Task prompt = Each entry needs to be repeated exactly, with nothing added or removed.

Material for this exercise =

━━━━━━━━━━━━━━━━━━━━

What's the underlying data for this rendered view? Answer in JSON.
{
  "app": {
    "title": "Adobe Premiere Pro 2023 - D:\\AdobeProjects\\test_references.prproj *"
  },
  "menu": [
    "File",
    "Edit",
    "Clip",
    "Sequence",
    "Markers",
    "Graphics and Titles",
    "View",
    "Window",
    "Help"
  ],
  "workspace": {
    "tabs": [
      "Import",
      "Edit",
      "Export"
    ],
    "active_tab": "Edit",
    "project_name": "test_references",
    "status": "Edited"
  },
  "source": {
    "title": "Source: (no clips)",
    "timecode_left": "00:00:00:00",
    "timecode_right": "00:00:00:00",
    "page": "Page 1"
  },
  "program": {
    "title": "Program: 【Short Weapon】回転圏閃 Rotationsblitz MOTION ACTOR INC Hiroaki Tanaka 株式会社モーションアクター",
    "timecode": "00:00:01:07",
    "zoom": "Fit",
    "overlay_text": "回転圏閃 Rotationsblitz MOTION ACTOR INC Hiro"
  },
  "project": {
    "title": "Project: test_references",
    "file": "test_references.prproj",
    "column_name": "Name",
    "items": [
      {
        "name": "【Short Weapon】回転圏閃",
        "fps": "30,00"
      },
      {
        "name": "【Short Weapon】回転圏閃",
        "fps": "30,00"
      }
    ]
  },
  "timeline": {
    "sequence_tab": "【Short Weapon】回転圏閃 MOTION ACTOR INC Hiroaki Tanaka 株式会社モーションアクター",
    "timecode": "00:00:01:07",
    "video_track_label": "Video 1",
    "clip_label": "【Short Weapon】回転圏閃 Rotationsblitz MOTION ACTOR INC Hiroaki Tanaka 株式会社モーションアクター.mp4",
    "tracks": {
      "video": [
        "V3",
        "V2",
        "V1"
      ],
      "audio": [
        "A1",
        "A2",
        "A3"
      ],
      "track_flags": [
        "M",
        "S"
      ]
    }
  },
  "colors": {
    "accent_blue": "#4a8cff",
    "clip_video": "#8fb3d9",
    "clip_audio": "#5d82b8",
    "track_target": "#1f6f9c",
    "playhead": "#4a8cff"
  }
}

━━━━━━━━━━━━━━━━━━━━

Exercise solution =
What's the underlying data for this rendered view? Answer in JSON.
{
  "app": {
    "title": "Adobe Premiere Pro 2023 - D:\\AdobeProjects\\test_references.prproj *"
  },
  "menu": [
    "File",
    "Edit",
    "Clip",
    "Sequence",
    "Markers",
    "Graphics and Titles",
    "View",
    "Window",
    "Help"
  ],
  "workspace": {
    "tabs": [
      "Import",
      "Edit",
      "Export"
    ],
    "active_tab": "Edit",
    "project_name": "test_references",
    "status": "Edited"
  },
  "source": {
    "title": "Source: (no clips)",
    "timecode_left": "00:00:00:00",
    "timecode_right": "00:00:00:00",
    "page": "Page 1"
  },
  "program": {
    "title": "Program: 【Short Weapon】回転圏閃 Rotationsblitz MOTION ACTOR INC Hiroaki Tanaka 株式会社モーションアクター",
    "timecode": "00:00:01:07",
    "zoom": "Fit",
    "overlay_text": "回転圏閃 Rotationsblitz MOTION ACTOR INC Hiro"
  },
  "project": {
    "title": "Project: test_references",
    "file": "test_references.prproj",
    "column_name": "Name",
    "items": [
      {
        "name": "【Short Weapon】回転圏閃",
        "fps": "30,00"
      },
      {
        "name": "【Short Weapon】回転圏閃",
        "fps": "30,00"
      }
    ]
  },
  "timeline": {
    "sequence_tab": "【Short Weapon】回転圏閃 MOTION ACTOR INC Hiroaki Tanaka 株式会社モーションアクター",
    "timecode": "00:00:01:07",
    "video_track_label": "Video 1",
    "clip_label": "【Short Weapon】回転圏閃 Rotationsblitz MOTION ACTOR INC Hiroaki Tanaka 株式会社モーションアクター.mp4",
    "tracks": {
      "video": [
        "V3",
        "V2",
        "V1"
      ],
      "audio": [
        "A1",
        "A2",
        "A3"
      ],
      "track_flags": [
        "M",
        "S"
      ]
    }
  },
  "colors": {
    "accent_blue": "#4a8cff",
    "clip_video": "#8fb3d9",
    "clip_audio": "#5d82b8",
    "track_target": "#1f6f9c",
    "playhead": "#4a8cff"
  }
}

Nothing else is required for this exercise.